Sunday, November 12, 2017

Benoni

This small, slightly oblate apple, perhaps 2 inches across, is ribbed, sometimes extremely so. It has a streaky red blush over light yellow, tinted orange where the blush is thin. The lenticels are effectively invisible.

I have two samples that bear a sweet cider aroma.

In early November, Benoni's flesh is soft and yielding, on its way to mealy but with plenty of miles left before it gets there. It turns out that Benoni is a summer apple.

Thursday, November 9, 2017

Surprise


Red- and pink-fleshed apples are experiencing a moment right now, though the effect is sometimes muted by climate.

Many of these varieties (but not all) need an environment milder than ours to develop their internal colors fully.

Still Surprise's pink marbling is striking.

On the outside, this medium-sized apple, ribbed, alternates yellow-green, green yellow, and a light orange pink.

Is that last a blush, or does it relate to places where pink flesh lies immediately beneath the glossy peal? The surface is decorated with brown lenticel dots.

Tuesday, November 7, 2017

RosaLynn


With its magenta-tinged red blush and prominent lentical spots, this large, round, slightly flattened apple reminds me visually of Opalescent. (Some are tapered.)

Pretty RosaLynn's shiny blush is streaky in places, but coverage is very good. The unblushed yellow region of the apple in the photo above shows where, probably, another apple cast its shadow.

These have deep stem wells and minor but real ribbing. Mine came all the way from Washington State. Enroute they lost any aroma they might normally have off the tree.

Sunday, November 5, 2017

Crow Egg

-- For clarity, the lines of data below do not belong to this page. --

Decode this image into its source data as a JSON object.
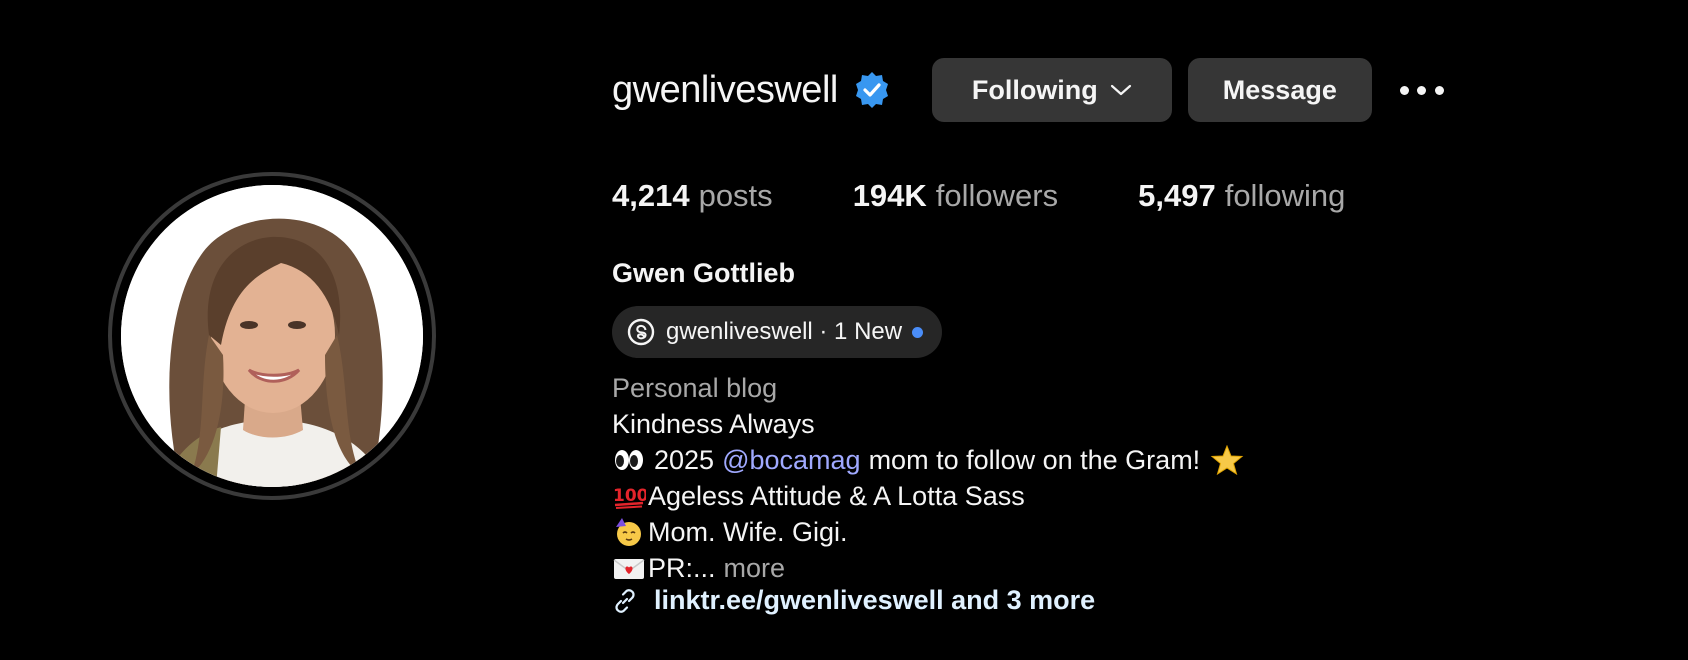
{
  "profile": {
    "username": "gwenliveswell",
    "verified_icon": "verified-badge-icon",
    "full_name": "Gwen Gottlieb"
  },
  "actions": {
    "following_label": "Following",
    "message_label": "Message",
    "more_icon": "more-horizontal-icon"
  },
  "stats": [
    {
      "value": "4,214",
      "label": "posts"
    },
    {
      "value": "194K",
      "label": "followers"
    },
    {
      "value": "5,497",
      "label": "following"
    }
  ],
  "threads": {
    "icon": "threads-icon",
    "text": "gwenliveswell · 1 New"
  },
  "bio": {
    "category": "Personal blog",
    "line1": "Kindness Always",
    "line2_pre": "2025",
    "line2_mention": "@bocamag",
    "line2_post": "mom to follow on the Gram!",
    "line3": "Ageless Attitude & A Lotta Sass",
    "line4": "Mom. Wife. Gigi.",
    "line5": "PR:...",
    "more": "more"
  },
  "link": {
    "icon": "link-icon",
    "text": "linktr.ee/gwenliveswell and 3 more"
  },
  "colors": {
    "background": "#000000",
    "button_bg": "#363636",
    "verified": "#3897f0",
    "mention": "#a0a9ff",
    "link": "#e0f1ff",
    "secondary_text": "#a8a8a8"
  }
}
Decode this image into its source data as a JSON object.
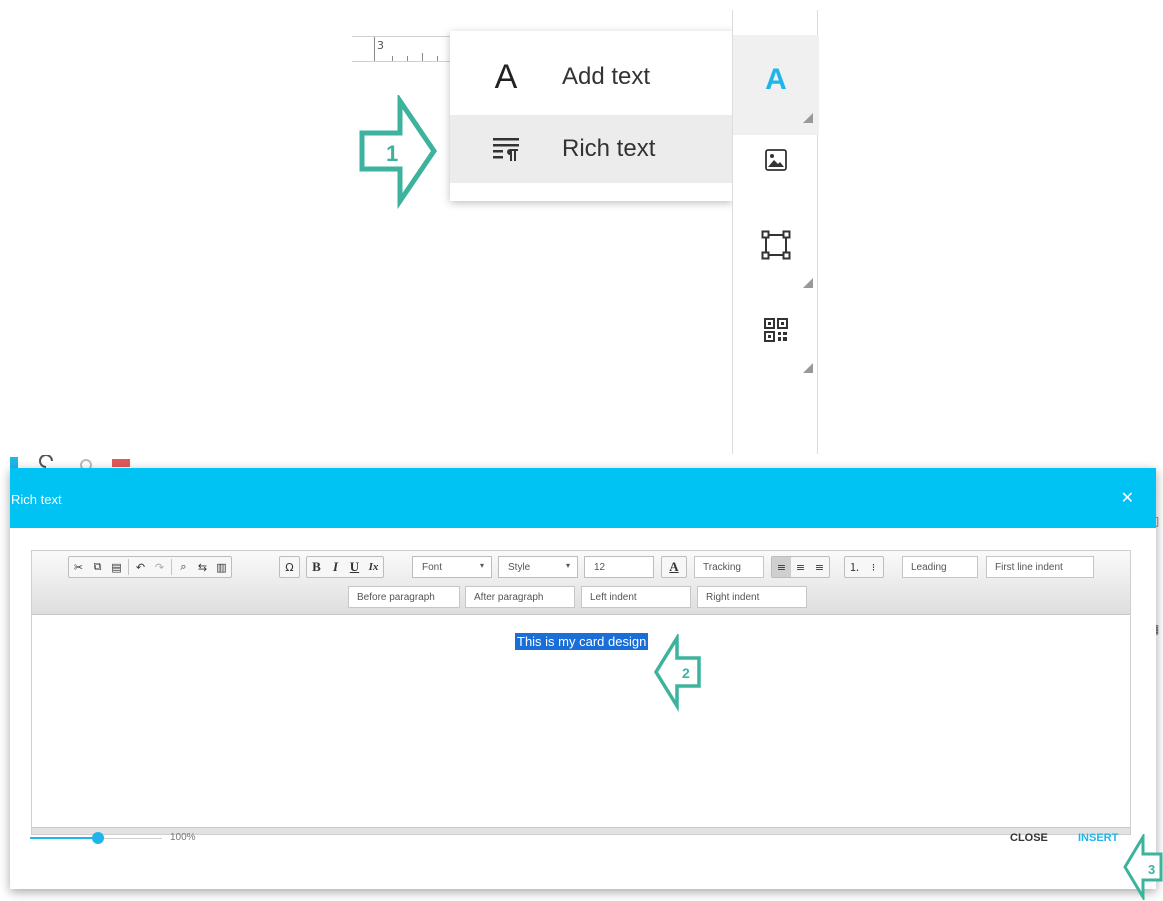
{
  "ruler": {
    "label": "3"
  },
  "dropdown": {
    "items": [
      {
        "label": "Add text",
        "icon": "letter-a-icon",
        "glyph": "A"
      },
      {
        "label": "Rich text",
        "icon": "rich-text-icon"
      }
    ]
  },
  "toolrail": {
    "items": [
      {
        "icon": "text-tool-icon",
        "glyph": "A",
        "active": true
      },
      {
        "icon": "image-icon"
      },
      {
        "icon": "shape-icon"
      },
      {
        "icon": "qr-code-icon"
      }
    ],
    "accent": "#1fb5ea"
  },
  "callouts": {
    "one": "1",
    "two": "2",
    "three": "3",
    "color": "#3db39e"
  },
  "modal": {
    "title": "Rich text",
    "close_glyph": "✕",
    "header_color": "#00c2f3",
    "toolbar": {
      "font_label": "Font",
      "style_label": "Style",
      "size_value": "12",
      "tracking_placeholder": "Tracking",
      "leading_placeholder": "Leading",
      "first_line_indent_placeholder": "First line indent",
      "before_paragraph_placeholder": "Before paragraph",
      "after_paragraph_placeholder": "After paragraph",
      "left_indent_placeholder": "Left indent",
      "right_indent_placeholder": "Right indent",
      "bold": "B",
      "italic": "I",
      "underline": "U",
      "clear_format": "Ix",
      "special_char": "Ω",
      "font_color": "A"
    },
    "content": {
      "selected_text": "This is my card design"
    },
    "zoom": {
      "label": "100%",
      "level_fraction": 0.5
    },
    "buttons": {
      "close": "CLOSE",
      "insert": "INSERT"
    }
  }
}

Wouldn’t it be handy if apples came labeled? Someone wrote “Crow Egg” on the top of mine with a sharpie. That's the mark of having lots of apples and wanting to keep things straight.